On Monday, the Wilmington News Journal published an article about the effect an employee’s off-duty conduct can have on his or her employment. Our Section Chair, Barry M. Willoughby, was quoted in the article.
“Lifestyle discrimination” is a rapidly expanding area of the law with staunch advocates on both sides of the fence. “Off-duty conduct,” is anything an employee does during his non-working time that is not illegal but not usually “good” for you.
This topic first hit the news when employers began firing and/or refusing to hire smokers. This trend has continued to pick up supporters and is more common than ever. Another ideation of the same idea is to charge smokers a premium for health care. The “carrots and sticks” can vary a great deal and some of the better programs supplement these types of rules with “wellness benefits” where employees are eligible for all sorts of rewards for working towards a healthier lifestyle.
Some opponents of this trend claim that the consideration of non-workplace activity is a violation of employee’s privacy rights. Others express concern that the it won’t be long before “wellness initiatives” expand to other areas of employees’ private lives. For example, many critics worry that weight will be the next area of employer-legislation.
The idea is certainly not unimaginable. If employers want to “encourage” employees to get healthier by quitting smoking, it seems reasonable that they would also want their workers to eliminate the many health risks associated with obesity. On the issue of weight-based regulations in the workplace, Barry had the following to say:
“Weight becomes another issue,” said Barry Willoughby, chair of employment section at Young Conaway Stargatt & Taylor in Wilmington.

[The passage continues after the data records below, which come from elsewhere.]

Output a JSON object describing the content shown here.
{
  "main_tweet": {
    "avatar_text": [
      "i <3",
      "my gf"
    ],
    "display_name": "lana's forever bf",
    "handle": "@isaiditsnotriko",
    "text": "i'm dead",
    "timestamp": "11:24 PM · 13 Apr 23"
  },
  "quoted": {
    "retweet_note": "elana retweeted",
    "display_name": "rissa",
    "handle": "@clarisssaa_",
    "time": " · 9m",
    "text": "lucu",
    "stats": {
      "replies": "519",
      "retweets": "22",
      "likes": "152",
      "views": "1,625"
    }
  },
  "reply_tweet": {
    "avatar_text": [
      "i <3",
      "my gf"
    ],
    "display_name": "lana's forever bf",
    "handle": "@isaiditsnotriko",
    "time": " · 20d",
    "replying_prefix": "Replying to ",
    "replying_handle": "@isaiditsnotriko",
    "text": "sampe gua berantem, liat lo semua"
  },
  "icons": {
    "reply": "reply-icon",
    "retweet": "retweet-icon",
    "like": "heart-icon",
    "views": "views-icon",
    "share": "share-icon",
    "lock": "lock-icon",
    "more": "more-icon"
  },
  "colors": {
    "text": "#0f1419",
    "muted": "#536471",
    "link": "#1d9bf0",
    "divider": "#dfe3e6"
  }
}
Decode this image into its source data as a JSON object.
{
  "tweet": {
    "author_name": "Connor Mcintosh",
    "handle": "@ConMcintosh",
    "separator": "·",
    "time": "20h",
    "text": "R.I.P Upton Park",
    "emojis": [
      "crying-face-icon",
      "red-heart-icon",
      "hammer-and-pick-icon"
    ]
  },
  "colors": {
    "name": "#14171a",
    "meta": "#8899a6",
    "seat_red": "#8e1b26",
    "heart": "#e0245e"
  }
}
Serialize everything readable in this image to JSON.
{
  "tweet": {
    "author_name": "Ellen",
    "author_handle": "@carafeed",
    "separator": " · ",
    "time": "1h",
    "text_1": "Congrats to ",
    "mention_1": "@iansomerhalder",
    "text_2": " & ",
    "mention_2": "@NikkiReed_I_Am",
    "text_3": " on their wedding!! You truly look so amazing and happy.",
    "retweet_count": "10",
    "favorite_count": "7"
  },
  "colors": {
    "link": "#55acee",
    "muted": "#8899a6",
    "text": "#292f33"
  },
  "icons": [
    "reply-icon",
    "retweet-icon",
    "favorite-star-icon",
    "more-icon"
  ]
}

If a person’s weight is due to a provable medical condition, the Americans With Disabilities Act may offer protections, but failing that, workers are at the mercy of the company.
“I don’t know any employer would actually do that,” he said, though complete worker protection for lifestyle choices would be possible only by an act of the General Assembly.
And it is very unlikely that the Delaware General Assembly will pass any broad-sweeping lifestyle anti-discrimination ban any time soon. This is especially unlikely given the State’s disposition for pro-business legislation. Unlike California, where employees have a vast variety of rights, Delaware tends to take a more conservative approach to its regulation of the workplace.
Until such laws were passed, though, businesses can continue to consider tobacco use, weight, or even alcohol use, in making employment decisions.